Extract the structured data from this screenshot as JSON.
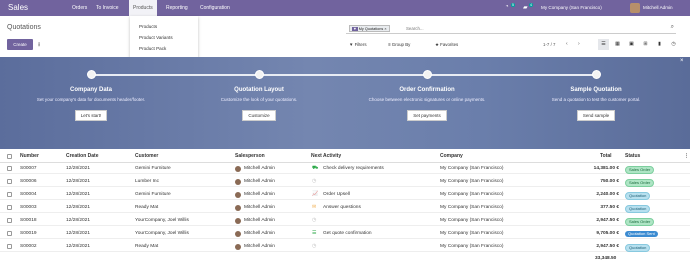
{
  "topbar": {
    "app": "Sales",
    "menus": [
      "Orders",
      "To Invoice",
      "Products",
      "Reporting",
      "Configuration"
    ],
    "msg_count": "5",
    "chat_count": "4",
    "company": "My Company (San Francisco)",
    "user": "Mitchell Admin"
  },
  "products_menu": [
    "Products",
    "Product Variants",
    "Product Pack"
  ],
  "page_title": "Quotations",
  "create_label": "Create",
  "search": {
    "facet_tag": "My Quotations",
    "facet_close": "×",
    "placeholder": "Search..."
  },
  "controls": {
    "filters": "Filters",
    "group_by": "Group By",
    "favorites": "Favorites"
  },
  "pager": "1-7 / 7",
  "onboarding": [
    {
      "title": "Company Data",
      "desc": "Set your company's data for documents header/footer.",
      "button": "Let's start!"
    },
    {
      "title": "Quotation Layout",
      "desc": "Customize the look of your quotations.",
      "button": "Customize"
    },
    {
      "title": "Order Confirmation",
      "desc": "Choose between electronic signatures or online payments.",
      "button": "Set payments"
    },
    {
      "title": "Sample Quotation",
      "desc": "Send a quotation to test the customer portal.",
      "button": "Send sample"
    }
  ],
  "columns": [
    "Number",
    "Creation Date",
    "Customer",
    "Salesperson",
    "Next Activity",
    "Company",
    "Total",
    "Status"
  ],
  "rows": [
    {
      "number": "S00007",
      "date": "12/28/2021",
      "customer": "Gemini Furniture",
      "salesperson": "Mitchell Admin",
      "activity": "Check delivery requirements",
      "activity_icon": "truck",
      "company": "My Company (San Francisco)",
      "total": "14,381.00 €",
      "status": "Sales Order",
      "status_type": "so"
    },
    {
      "number": "S00006",
      "date": "12/28/2021",
      "customer": "Lumber Inc",
      "salesperson": "Mitchell Admin",
      "activity": "",
      "activity_icon": "clock",
      "company": "My Company (San Francisco)",
      "total": "750.00 €",
      "status": "Sales Order",
      "status_type": "so"
    },
    {
      "number": "S00004",
      "date": "12/28/2021",
      "customer": "Gemini Furniture",
      "salesperson": "Mitchell Admin",
      "activity": "Order Upsell",
      "activity_icon": "chart",
      "company": "My Company (San Francisco)",
      "total": "2,240.00 €",
      "status": "Quotation",
      "status_type": "q"
    },
    {
      "number": "S00003",
      "date": "12/28/2021",
      "customer": "Ready Mat",
      "salesperson": "Mitchell Admin",
      "activity": "Answer questions",
      "activity_icon": "mail",
      "company": "My Company (San Francisco)",
      "total": "377.50 €",
      "status": "Quotation",
      "status_type": "q"
    },
    {
      "number": "S00018",
      "date": "12/28/2021",
      "customer": "YourCompany, Joel Willis",
      "salesperson": "Mitchell Admin",
      "activity": "",
      "activity_icon": "clock",
      "company": "My Company (San Francisco)",
      "total": "2,947.50 €",
      "status": "Sales Order",
      "status_type": "so"
    },
    {
      "number": "S00019",
      "date": "12/28/2021",
      "customer": "YourCompany, Joel Willis",
      "salesperson": "Mitchell Admin",
      "activity": "Get quote confirmation",
      "activity_icon": "list",
      "company": "My Company (San Francisco)",
      "total": "9,705.00 €",
      "status": "Quotation Sent",
      "status_type": "qs"
    },
    {
      "number": "S00002",
      "date": "12/28/2021",
      "customer": "Ready Mat",
      "salesperson": "Mitchell Admin",
      "activity": "",
      "activity_icon": "clock",
      "company": "My Company (San Francisco)",
      "total": "2,947.50 €",
      "status": "Quotation",
      "status_type": "q"
    }
  ],
  "grand_total": "33,348.50",
  "colors": {
    "brand": "#71639e",
    "sales_order": "#aee5c5",
    "quotation": "#b7e0ef",
    "quotation_sent": "#3b8bd1"
  }
}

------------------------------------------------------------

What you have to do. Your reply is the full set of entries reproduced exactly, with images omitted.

Completed task.
Extract the structured data from this screenshot as JSON.
{
  "topbar": {
    "app": "Sales",
    "menus": [
      "Orders",
      "To Invoice",
      "Products",
      "Reporting",
      "Configuration"
    ],
    "msg_count": "5",
    "chat_count": "4",
    "company": "My Company (San Francisco)",
    "user": "Mitchell Admin"
  },
  "products_menu": [
    "Products",
    "Product Variants",
    "Product Pack"
  ],
  "page_title": "Quotations",
  "create_label": "Create",
  "search": {
    "facet_tag": "My Quotations",
    "facet_close": "×",
    "placeholder": "Search..."
  },
  "controls": {
    "filters": "Filters",
    "group_by": "Group By",
    "favorites": "Favorites"
  },
  "pager": "1-7 / 7",
  "onboarding": [
    {
      "title": "Company Data",
      "desc": "Set your company's data for documents header/footer.",
      "button": "Let's start!"
    },
    {
      "title": "Quotation Layout",
      "desc": "Customize the look of your quotations.",
      "button": "Customize"
    },
    {
      "title": "Order Confirmation",
      "desc": "Choose between electronic signatures or online payments.",
      "button": "Set payments"
    },
    {
      "title": "Sample Quotation",
      "desc": "Send a quotation to test the customer portal.",
      "button": "Send sample"
    }
  ],
  "columns": [
    "Number",
    "Creation Date",
    "Customer",
    "Salesperson",
    "Next Activity",
    "Company",
    "Total",
    "Status"
  ],
  "rows": [
    {
      "number": "S00007",
      "date": "12/28/2021",
      "customer": "Gemini Furniture",
      "salesperson": "Mitchell Admin",
      "activity": "Check delivery requirements",
      "activity_icon": "truck",
      "company": "My Company (San Francisco)",
      "total": "14,381.00 €",
      "status": "Sales Order",
      "status_type": "so"
    },
    {
      "number": "S00006",
      "date": "12/28/2021",
      "customer": "Lumber Inc",
      "salesperson": "Mitchell Admin",
      "activity": "",
      "activity_icon": "clock",
      "company": "My Company (San Francisco)",
      "total": "750.00 €",
      "status": "Sales Order",
      "status_type": "so"
    },
    {
      "number": "S00004",
      "date": "12/28/2021",
      "customer": "Gemini Furniture",
      "salesperson": "Mitchell Admin",
      "activity": "Order Upsell",
      "activity_icon": "chart",
      "company": "My Company (San Francisco)",
      "total": "2,240.00 €",
      "status": "Quotation",
      "status_type": "q"
    },
    {
      "number": "S00003",
      "date": "12/28/2021",
      "customer": "Ready Mat",
      "salesperson": "Mitchell Admin",
      "activity": "Answer questions",
      "activity_icon": "mail",
      "company": "My Company (San Francisco)",
      "total": "377.50 €",
      "status": "Quotation",
      "status_type": "q"
    },
    {
      "number": "S00018",
      "date": "12/28/2021",
      "customer": "YourCompany, Joel Willis",
      "salesperson": "Mitchell Admin",
      "activity": "",
      "activity_icon": "clock",
      "company": "My Company (San Francisco)",
      "total": "2,947.50 €",
      "status": "Sales Order",
      "status_type": "so"
    },
    {
      "number": "S00019",
      "date": "12/28/2021",
      "customer": "YourCompany, Joel Willis",
      "salesperson": "Mitchell Admin",
      "activity": "Get quote confirmation",
      "activity_icon": "list",
      "company": "My Company (San Francisco)",
      "total": "9,705.00 €",
      "status": "Quotation Sent",
      "status_type": "qs"
    },
    {
      "number": "S00002",
      "date": "12/28/2021",
      "customer": "Ready Mat",
      "salesperson": "Mitchell Admin",
      "activity": "",
      "activity_icon": "clock",
      "company": "My Company (San Francisco)",
      "total": "2,947.50 €",
      "status": "Quotation",
      "status_type": "q"
    }
  ],
  "grand_total": "33,348.50",
  "colors": {
    "brand": "#71639e",
    "sales_order": "#aee5c5",
    "quotation": "#b7e0ef",
    "quotation_sent": "#3b8bd1"
  }
}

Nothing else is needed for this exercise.